GOAL OF THE EXERCISE.
Word for word, return each entry that follows, with every image removed.

SOURCE MATERIAL.
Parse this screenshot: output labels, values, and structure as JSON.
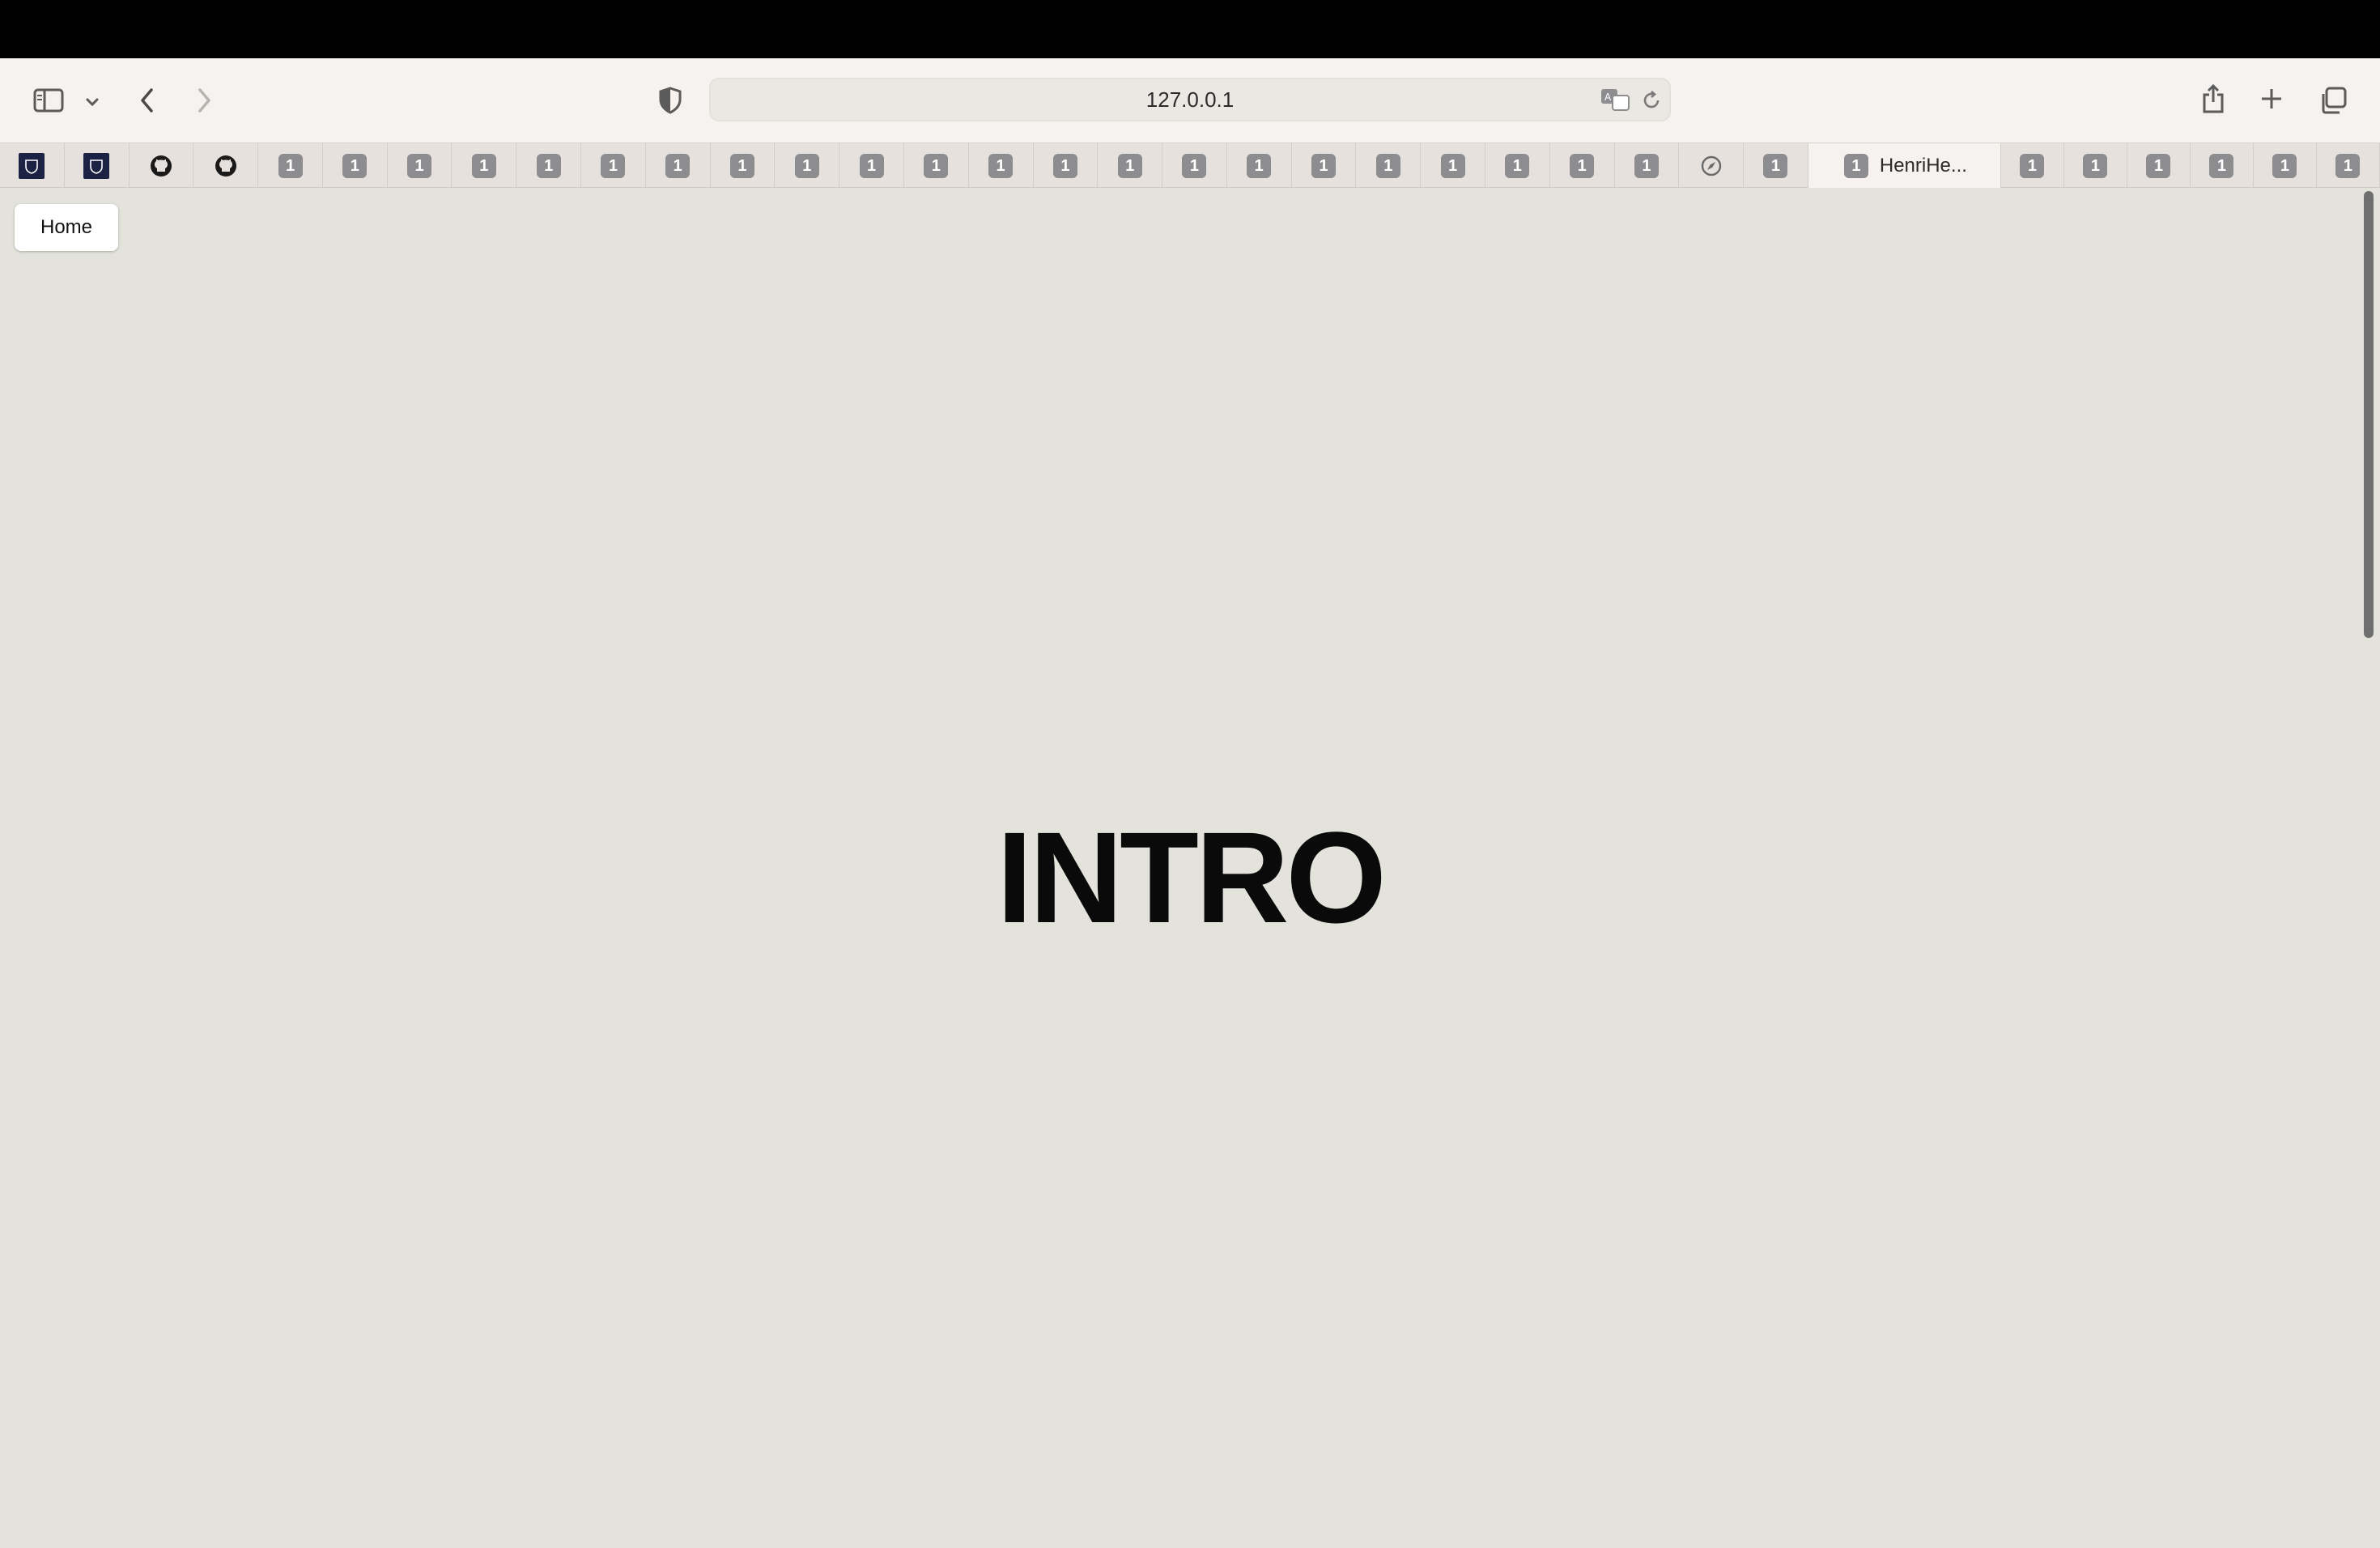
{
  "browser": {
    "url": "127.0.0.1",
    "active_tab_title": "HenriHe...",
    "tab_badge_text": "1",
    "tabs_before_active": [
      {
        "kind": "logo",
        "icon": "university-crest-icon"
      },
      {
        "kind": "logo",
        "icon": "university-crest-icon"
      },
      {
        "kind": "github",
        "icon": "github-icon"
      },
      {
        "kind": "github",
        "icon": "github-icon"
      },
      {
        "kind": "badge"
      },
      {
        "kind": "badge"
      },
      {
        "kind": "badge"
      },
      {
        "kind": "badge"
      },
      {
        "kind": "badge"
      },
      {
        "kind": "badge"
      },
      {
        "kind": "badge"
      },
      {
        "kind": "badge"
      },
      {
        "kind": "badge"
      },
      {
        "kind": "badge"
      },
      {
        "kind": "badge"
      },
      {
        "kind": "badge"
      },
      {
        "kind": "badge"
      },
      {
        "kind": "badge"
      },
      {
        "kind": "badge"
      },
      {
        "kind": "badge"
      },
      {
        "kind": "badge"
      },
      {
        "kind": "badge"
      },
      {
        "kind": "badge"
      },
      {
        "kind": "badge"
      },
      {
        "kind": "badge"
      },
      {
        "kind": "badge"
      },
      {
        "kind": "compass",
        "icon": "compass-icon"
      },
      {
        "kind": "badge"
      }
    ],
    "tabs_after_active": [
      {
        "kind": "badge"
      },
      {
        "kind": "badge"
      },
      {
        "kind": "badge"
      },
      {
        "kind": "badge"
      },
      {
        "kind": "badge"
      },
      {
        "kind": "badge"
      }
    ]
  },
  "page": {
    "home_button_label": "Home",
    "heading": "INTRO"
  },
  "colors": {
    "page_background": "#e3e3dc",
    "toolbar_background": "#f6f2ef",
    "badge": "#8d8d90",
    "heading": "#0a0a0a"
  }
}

REPLY TO THE TASK.
Parse this screenshot: output labels, values, and structure as JSON.
{
  "browser": {
    "url": "127.0.0.1",
    "active_tab_title": "HenriHe...",
    "tab_badge_text": "1",
    "tabs_before_active": [
      {
        "kind": "logo",
        "icon": "university-crest-icon"
      },
      {
        "kind": "logo",
        "icon": "university-crest-icon"
      },
      {
        "kind": "github",
        "icon": "github-icon"
      },
      {
        "kind": "github",
        "icon": "github-icon"
      },
      {
        "kind": "badge"
      },
      {
        "kind": "badge"
      },
      {
        "kind": "badge"
      },
      {
        "kind": "badge"
      },
      {
        "kind": "badge"
      },
      {
        "kind": "badge"
      },
      {
        "kind": "badge"
      },
      {
        "kind": "badge"
      },
      {
        "kind": "badge"
      },
      {
        "kind": "badge"
      },
      {
        "kind": "badge"
      },
      {
        "kind": "badge"
      },
      {
        "kind": "badge"
      },
      {
        "kind": "badge"
      },
      {
        "kind": "badge"
      },
      {
        "kind": "badge"
      },
      {
        "kind": "badge"
      },
      {
        "kind": "badge"
      },
      {
        "kind": "badge"
      },
      {
        "kind": "badge"
      },
      {
        "kind": "badge"
      },
      {
        "kind": "badge"
      },
      {
        "kind": "compass",
        "icon": "compass-icon"
      },
      {
        "kind": "badge"
      }
    ],
    "tabs_after_active": [
      {
        "kind": "badge"
      },
      {
        "kind": "badge"
      },
      {
        "kind": "badge"
      },
      {
        "kind": "badge"
      },
      {
        "kind": "badge"
      },
      {
        "kind": "badge"
      }
    ]
  },
  "page": {
    "home_button_label": "Home",
    "heading": "INTRO"
  },
  "colors": {
    "page_background": "#e3e3dc",
    "toolbar_background": "#f6f2ef",
    "badge": "#8d8d90",
    "heading": "#0a0a0a"
  }
}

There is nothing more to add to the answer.